» **Problem details**:
Leave out the pictures, and retype the remaining data exactly.

» **Records for processing**:
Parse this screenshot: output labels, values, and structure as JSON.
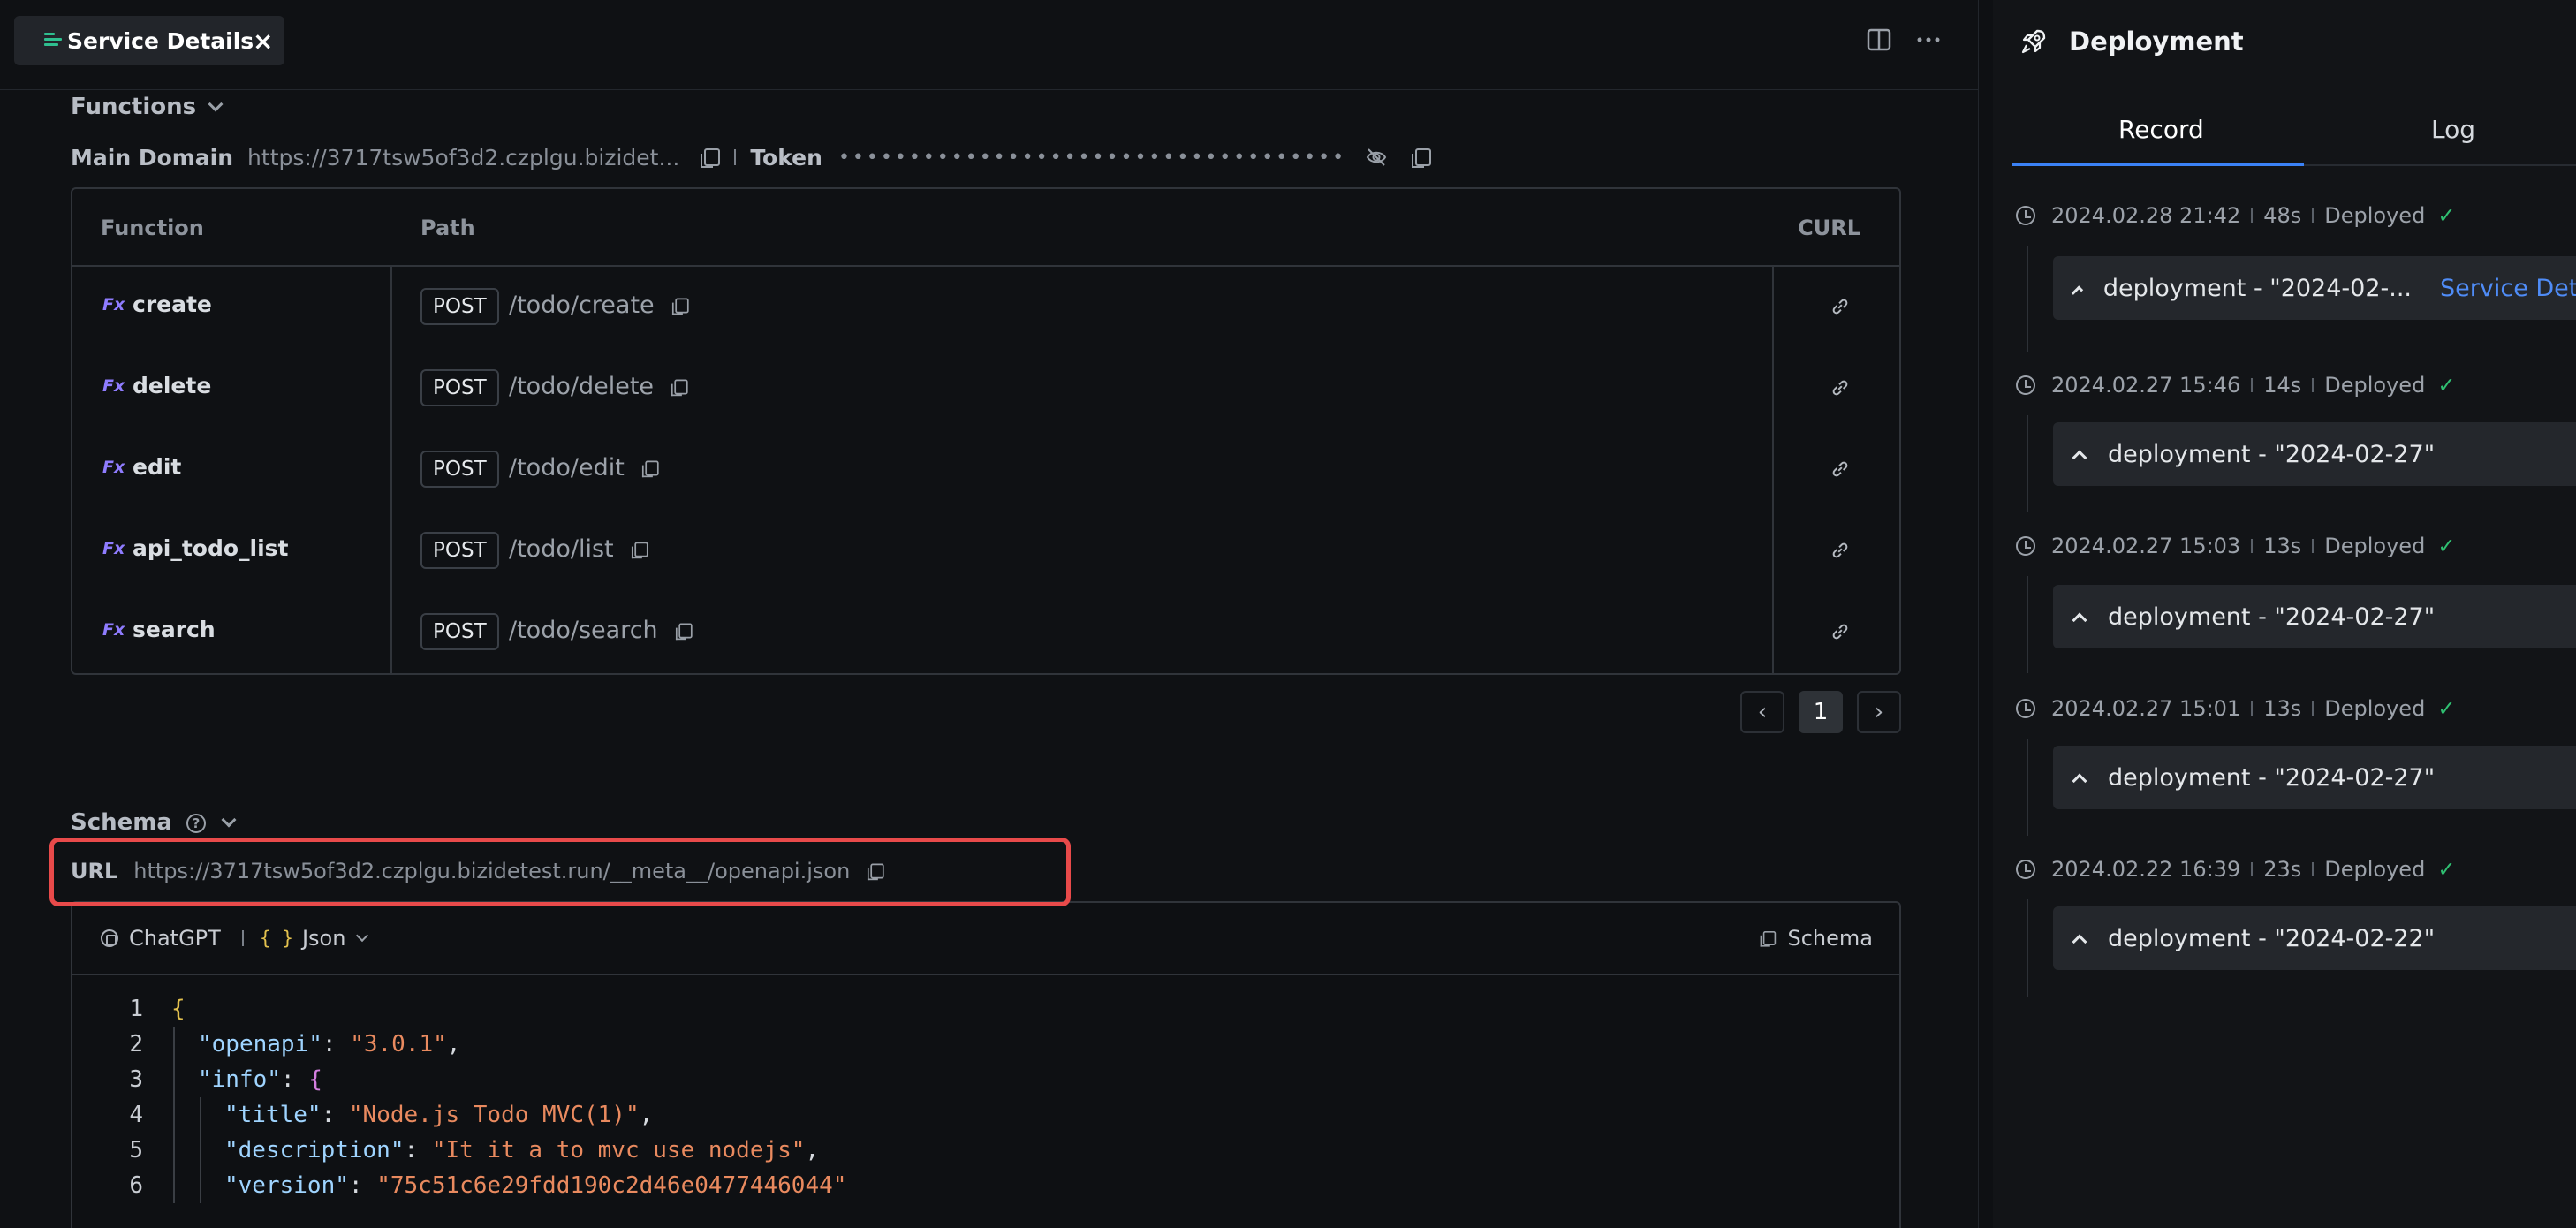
{
  "tab": {
    "title": "Service Details",
    "close": "×"
  },
  "functions": {
    "title": "Functions",
    "main_domain_label": "Main Domain",
    "main_domain_value": "https://3717tsw5of3d2.czplgu.bizidet...",
    "token_label": "Token",
    "token_value": "••••••••••••••••••••••••••••••••••••",
    "columns": {
      "function": "Function",
      "path": "Path",
      "curl": "CURL"
    },
    "fx_badge": "Fx",
    "rows": [
      {
        "name": "create",
        "method": "POST",
        "path": "/todo/create"
      },
      {
        "name": "delete",
        "method": "POST",
        "path": "/todo/delete"
      },
      {
        "name": "edit",
        "method": "POST",
        "path": "/todo/edit"
      },
      {
        "name": "api_todo_list",
        "method": "POST",
        "path": "/todo/list"
      },
      {
        "name": "search",
        "method": "POST",
        "path": "/todo/search"
      }
    ],
    "pagination": {
      "prev": "‹",
      "page": "1",
      "next": "›"
    }
  },
  "schema": {
    "title": "Schema",
    "help": "?",
    "url_label": "URL",
    "url_value": "https://3717tsw5of3d2.czplgu.bizidetest.run/__meta__/openapi.json",
    "toolbar": {
      "chatgpt": "ChatGPT",
      "braces": "{ }",
      "format": "Json",
      "schema_button": "Schema"
    },
    "code": {
      "line_numbers": [
        "1",
        "2",
        "3",
        "4",
        "5",
        "6"
      ],
      "open_brace": "{",
      "k_openapi": "\"openapi\"",
      "v_openapi": "\"3.0.1\"",
      "k_info": "\"info\"",
      "k_title": "\"title\"",
      "v_title": "\"Node.js Todo MVC(1)\"",
      "k_description": "\"description\"",
      "v_description": "\"It it a to mvc use nodejs\"",
      "k_version": "\"version\"",
      "v_version": "\"75c51c6e29fdd190c2d46e0477446044\""
    }
  },
  "deployment": {
    "title": "Deployment",
    "tabs": [
      "Record",
      "Log"
    ],
    "records": [
      {
        "time": "2024.02.28 21:42",
        "duration": "48s",
        "status": "Deployed",
        "card": "deployment - \"2024-02-...",
        "link": "Service Details"
      },
      {
        "time": "2024.02.27 15:46",
        "duration": "14s",
        "status": "Deployed",
        "card": "deployment - \"2024-02-27\""
      },
      {
        "time": "2024.02.27 15:03",
        "duration": "13s",
        "status": "Deployed",
        "card": "deployment - \"2024-02-27\""
      },
      {
        "time": "2024.02.27 15:01",
        "duration": "13s",
        "status": "Deployed",
        "card": "deployment - \"2024-02-27\""
      },
      {
        "time": "2024.02.22 16:39",
        "duration": "23s",
        "status": "Deployed",
        "card": "deployment - \"2024-02-22\""
      }
    ],
    "check": "✓"
  },
  "colors": {
    "accent": "#3b82f6",
    "success": "#2fbf71",
    "highlight": "#e84a4a",
    "fx": "#8f7cff"
  }
}
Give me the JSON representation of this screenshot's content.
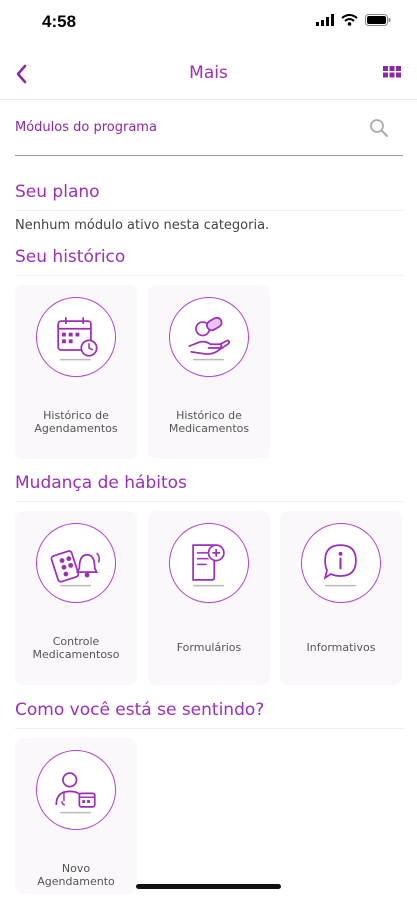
{
  "status": {
    "time": "4:58"
  },
  "nav": {
    "title": "Mais"
  },
  "search": {
    "placeholder": "Módulos do programa"
  },
  "sections": {
    "plan": {
      "title": "Seu plano",
      "empty": "Nenhum módulo ativo nesta categoria."
    },
    "history": {
      "title": "Seu histórico",
      "items": [
        {
          "line1": "Histórico de",
          "line2": "Agendamentos",
          "icon": "calendar-clock-icon"
        },
        {
          "line1": "Histórico de",
          "line2": "Medicamentos",
          "icon": "pill-hand-icon"
        }
      ]
    },
    "habits": {
      "title": "Mudança de hábitos",
      "items": [
        {
          "line1": "Controle",
          "line2": "Medicamentoso",
          "icon": "pills-bell-icon"
        },
        {
          "line1": "Formulários",
          "line2": "",
          "icon": "form-add-icon"
        },
        {
          "line1": "Informativos",
          "line2": "",
          "icon": "info-chat-icon"
        }
      ]
    },
    "feeling": {
      "title": "Como você está se sentindo?",
      "items": [
        {
          "line1": "Novo",
          "line2": "Agendamento",
          "icon": "doctor-calendar-icon"
        }
      ]
    }
  },
  "colors": {
    "accent": "#9b2fb5",
    "icon": "#b145c8",
    "card": "#faf8fa"
  }
}
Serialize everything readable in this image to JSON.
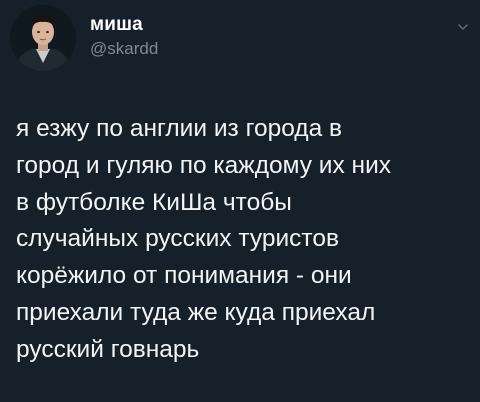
{
  "tweet": {
    "author": {
      "display_name": "миша",
      "handle": "@skardd",
      "avatar_icon": "profile-photo"
    },
    "menu_icon": "chevron-down-icon",
    "text_lines": [
      "я езжу по англии из города в",
      "город и гуляю по каждому их них",
      "в футболке КиШа чтобы",
      "случайных русских туристов",
      "корёжило от понимания - они",
      "приехали туда же куда приехал",
      "русский говнарь"
    ]
  },
  "colors": {
    "background": "#15202b",
    "text_primary": "#f2f4f5",
    "text_secondary": "#7c8a97"
  }
}
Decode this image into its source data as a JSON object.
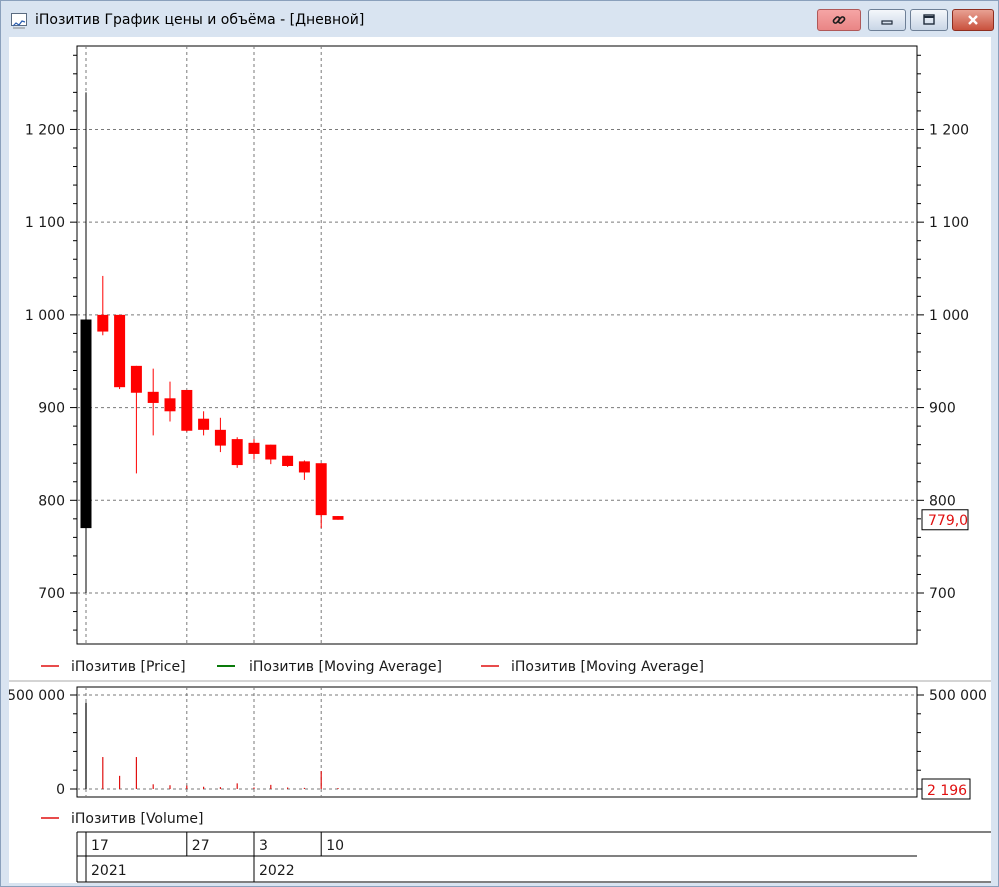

» **Expected output**:
Parse this screenshot: output labels, values, and structure as JSON.
{
  "tab": {
    "title": "Service Details",
    "close": "×"
  },
  "functions": {
    "title": "Functions",
    "main_domain_label": "Main Domain",
    "main_domain_value": "https://3717tsw5of3d2.czplgu.bizidet...",
    "token_label": "Token",
    "token_value": "••••••••••••••••••••••••••••••••••••",
    "columns": {
      "function": "Function",
      "path": "Path",
      "curl": "CURL"
    },
    "fx_badge": "Fx",
    "rows": [
      {
        "name": "create",
        "method": "POST",
        "path": "/todo/create"
      },
      {
        "name": "delete",
        "method": "POST",
        "path": "/todo/delete"
      },
      {
        "name": "edit",
        "method": "POST",
        "path": "/todo/edit"
      },
      {
        "name": "api_todo_list",
        "method": "POST",
        "path": "/todo/list"
      },
      {
        "name": "search",
        "method": "POST",
        "path": "/todo/search"
      }
    ],
    "pagination": {
      "prev": "‹",
      "page": "1",
      "next": "›"
    }
  },
  "schema": {
    "title": "Schema",
    "help": "?",
    "url_label": "URL",
    "url_value": "https://3717tsw5of3d2.czplgu.bizidetest.run/__meta__/openapi.json",
    "toolbar": {
      "chatgpt": "ChatGPT",
      "braces": "{ }",
      "format": "Json",
      "schema_button": "Schema"
    },
    "code": {
      "line_numbers": [
        "1",
        "2",
        "3",
        "4",
        "5",
        "6"
      ],
      "open_brace": "{",
      "k_openapi": "\"openapi\"",
      "v_openapi": "\"3.0.1\"",
      "k_info": "\"info\"",
      "k_title": "\"title\"",
      "v_title": "\"Node.js Todo MVC(1)\"",
      "k_description": "\"description\"",
      "v_description": "\"It it a to mvc use nodejs\"",
      "k_version": "\"version\"",
      "v_version": "\"75c51c6e29fdd190c2d46e0477446044\""
    }
  },
  "deployment": {
    "title": "Deployment",
    "tabs": [
      "Record",
      "Log"
    ],
    "records": [
      {
        "time": "2024.02.28 21:42",
        "duration": "48s",
        "status": "Deployed",
        "card": "deployment - \"2024-02-...",
        "link": "Service Details"
      },
      {
        "time": "2024.02.27 15:46",
        "duration": "14s",
        "status": "Deployed",
        "card": "deployment - \"2024-02-27\""
      },
      {
        "time": "2024.02.27 15:03",
        "duration": "13s",
        "status": "Deployed",
        "card": "deployment - \"2024-02-27\""
      },
      {
        "time": "2024.02.27 15:01",
        "duration": "13s",
        "status": "Deployed",
        "card": "deployment - \"2024-02-27\""
      },
      {
        "time": "2024.02.22 16:39",
        "duration": "23s",
        "status": "Deployed",
        "card": "deployment - \"2024-02-22\""
      }
    ],
    "check": "✓"
  },
  "colors": {
    "accent": "#3b82f6",
    "success": "#2fbf71",
    "highlight": "#e84a4a",
    "fx": "#8f7cff"
  }
}
Give me the JSON representation of this screenshot's content.
{
  "status": {
    "time": "4:58"
  },
  "nav": {
    "title": "Mais"
  },
  "search": {
    "placeholder": "Módulos do programa"
  },
  "sections": {
    "plan": {
      "title": "Seu plano",
      "empty": "Nenhum módulo ativo nesta categoria."
    },
    "history": {
      "title": "Seu histórico",
      "items": [
        {
          "line1": "Histórico de",
          "line2": "Agendamentos",
          "icon": "calendar-clock-icon"
        },
        {
          "line1": "Histórico de",
          "line2": "Medicamentos",
          "icon": "pill-hand-icon"
        }
      ]
    },
    "habits": {
      "title": "Mudança de hábitos",
      "items": [
        {
          "line1": "Controle",
          "line2": "Medicamentoso",
          "icon": "pills-bell-icon"
        },
        {
          "line1": "Formulários",
          "line2": "",
          "icon": "form-add-icon"
        },
        {
          "line1": "Informativos",
          "line2": "",
          "icon": "info-chat-icon"
        }
      ]
    },
    "feeling": {
      "title": "Como você está se sentindo?",
      "items": [
        {
          "line1": "Novo",
          "line2": "Agendamento",
          "icon": "doctor-calendar-icon"
        }
      ]
    }
  },
  "colors": {
    "accent": "#9b2fb5",
    "icon": "#b145c8",
    "card": "#faf8fa"
  }
}
Serialize everything readable in this image to JSON.
{
  "tweet": {
    "author": {
      "display_name": "миша",
      "handle": "@skardd",
      "avatar_icon": "profile-photo"
    },
    "menu_icon": "chevron-down-icon",
    "text_lines": [
      "я езжу по англии из города в",
      "город и гуляю по каждому их них",
      "в футболке КиШа чтобы",
      "случайных русских туристов",
      "корёжило от понимания - они",
      "приехали туда же куда приехал",
      "русский говнарь"
    ]
  },
  "colors": {
    "background": "#15202b",
    "text_primary": "#f2f4f5",
    "text_secondary": "#7c8a97"
  }
}
Decode this image into its source data as a JSON object.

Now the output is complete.